Best advice you’ve ever been told?
I know this one is fairly standard, but it has really worked for me: Don’t give up!
If the momentum is there, no matter how small, with insane hard work you can get to where you want. There are no limits to driving your own business, you can do and be whatever you dream of. It just takes time and hard work.
And don’t ever become too precious, roll up your sleeves when needed and do what needs to get done., If you stay positive, your team will feed off your energy.
What do you do to keep fit—both physically and spiritually?
I do yoga, but these days with running a business and looking after an very active toddler, I don’t get a chance to go to evening classes, so I do I do my practice via this great site called Yoga Glo. It works well for me. I also try and do a hill run once a week.
I would love to exercise daily, but for some reason, my mind plays tricks on me, and I find lots of excuses why it’s more important for me to sit in front of the computer, checking my e-mails instead of exercising, which makes me feel a million times better. The mind is my own enemy!
Any de-stress regimes?
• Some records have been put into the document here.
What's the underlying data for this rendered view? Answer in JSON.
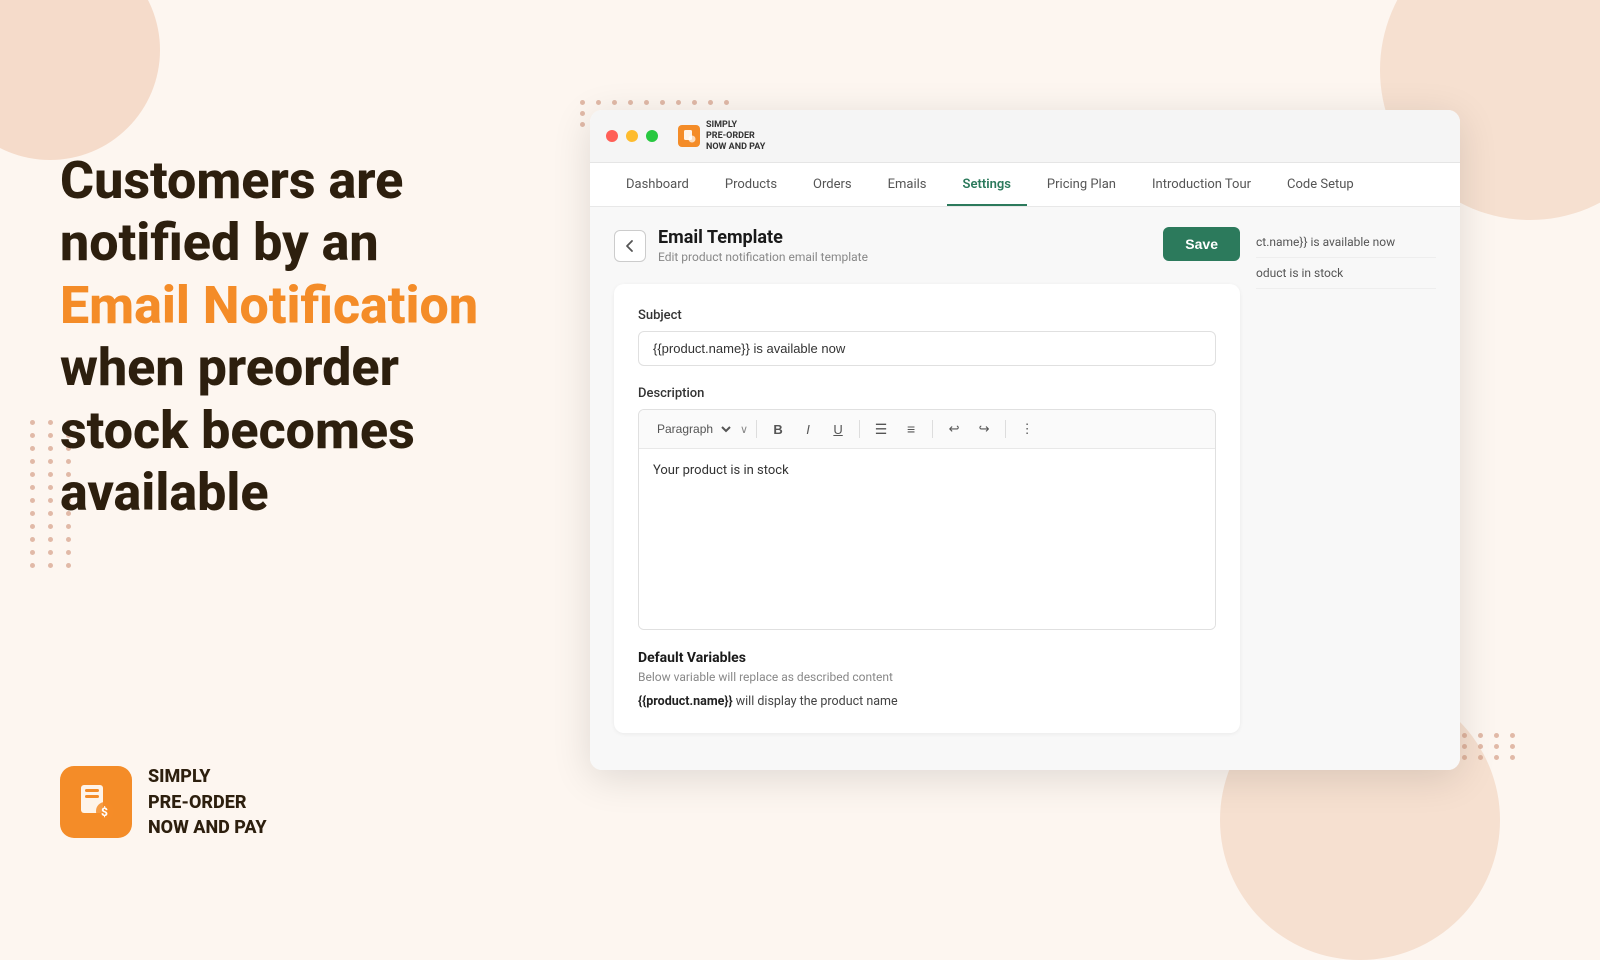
{
  "background": {
    "color": "#fdf6f0"
  },
  "left_panel": {
    "line1": "Customers are",
    "line2": "notified by an",
    "highlight": "Email Notification",
    "line3": "when preorder",
    "line4": "stock becomes",
    "line5": "available"
  },
  "logo": {
    "line1": "SIMPLY",
    "line2": "PRE-ORDER",
    "line3": "NOW AND PAY"
  },
  "nav": {
    "items": [
      {
        "label": "Dashboard",
        "active": false
      },
      {
        "label": "Products",
        "active": false
      },
      {
        "label": "Orders",
        "active": false
      },
      {
        "label": "Emails",
        "active": false
      },
      {
        "label": "Settings",
        "active": true
      },
      {
        "label": "Pricing Plan",
        "active": false
      },
      {
        "label": "Introduction Tour",
        "active": false
      },
      {
        "label": "Code Setup",
        "active": false
      }
    ]
  },
  "page": {
    "title": "Email Template",
    "subtitle": "Edit product notification email template",
    "save_button": "Save"
  },
  "form": {
    "subject_label": "Subject",
    "subject_value": "{{product.name}} is available now",
    "description_label": "Description",
    "editor_content": "Your product is in stock",
    "paragraph_label": "Paragraph"
  },
  "variables": {
    "title": "Default Variables",
    "subtitle": "Below variable will replace as described content",
    "items": [
      {
        "variable": "{{product.name}}",
        "description": " will display the product name"
      }
    ]
  },
  "preview": {
    "items": [
      "ct.name}} is available now",
      "oduct is in stock"
    ]
  },
  "toolbar": {
    "bold": "B",
    "italic": "I",
    "underline": "U",
    "list_unordered": "≡",
    "list_ordered": "≣",
    "undo": "↩",
    "redo": "↪",
    "more": "⋮"
  }
}
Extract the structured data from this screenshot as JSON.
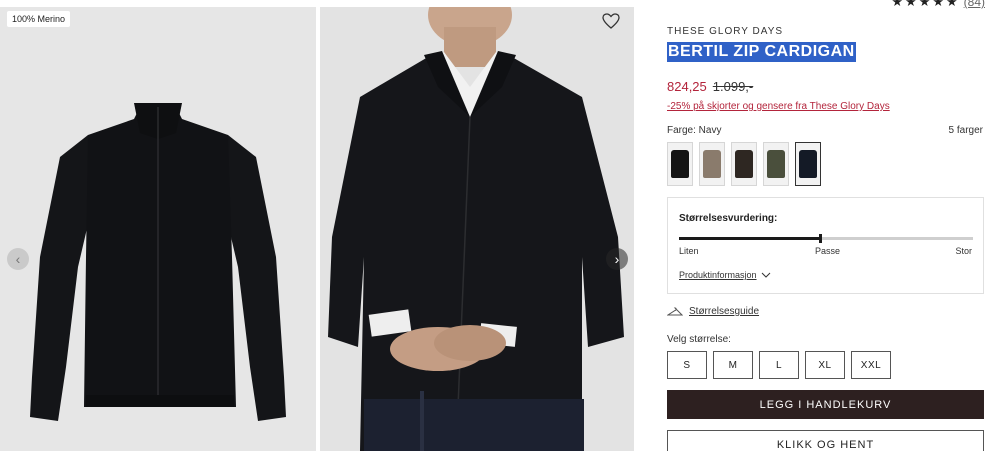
{
  "gallery": {
    "badge": "100% Merino",
    "prev_icon": "‹",
    "next_icon": "›"
  },
  "product": {
    "rating_count": "(84)",
    "rating_stars": 5,
    "brand": "THESE GLORY DAYS",
    "title": "BERTIL ZIP CARDIGAN",
    "price_now": "824,25",
    "price_old": "1.099,-",
    "promo": "-25% på skjorter og gensere fra These Glory Days",
    "color_label": "Farge: Navy",
    "color_count": "5 farger",
    "swatches": [
      {
        "name": "black",
        "color": "#141414"
      },
      {
        "name": "taupe",
        "color": "#8a7b6c"
      },
      {
        "name": "dark-brown",
        "color": "#2e2722"
      },
      {
        "name": "olive",
        "color": "#4a4f3c"
      },
      {
        "name": "navy",
        "color": "#141a26",
        "selected": true
      }
    ]
  },
  "size_rating": {
    "title": "Størrelsesvurdering:",
    "value": 0.48,
    "labels": [
      "Liten",
      "Passe",
      "Stor"
    ],
    "product_info": "Produktinformasjon"
  },
  "size_guide": "Størrelsesguide",
  "choose_size": "Velg størrelse:",
  "sizes": [
    "S",
    "M",
    "L",
    "XL",
    "XXL"
  ],
  "buttons": {
    "add_to_cart": "LEGG I HANDLEKURV",
    "click_collect": "KLIKK OG HENT"
  },
  "colors": {
    "sale": "#b3243b",
    "cart_button": "#2d2020",
    "title_highlight": "#2f61c7"
  }
}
A combination of saunas, yoga and massage, is my ultimate, and I have found that if I do all three in a week, my mental outlook on life is a lot more balanced.
Working really hard, running a growing business, travelling back and forth between Wellington and London and raising a toddler does take its toll and I do have to take weekly time out (even if it’s just foran hour) to be a better version of me.
Interview | Divya Bala
Divya is a freelance writer, editor and content strategist with experience in New York, London and Sydney that works across fashion, culture, travel, and brand consulting. Previously on staff at British Vogue.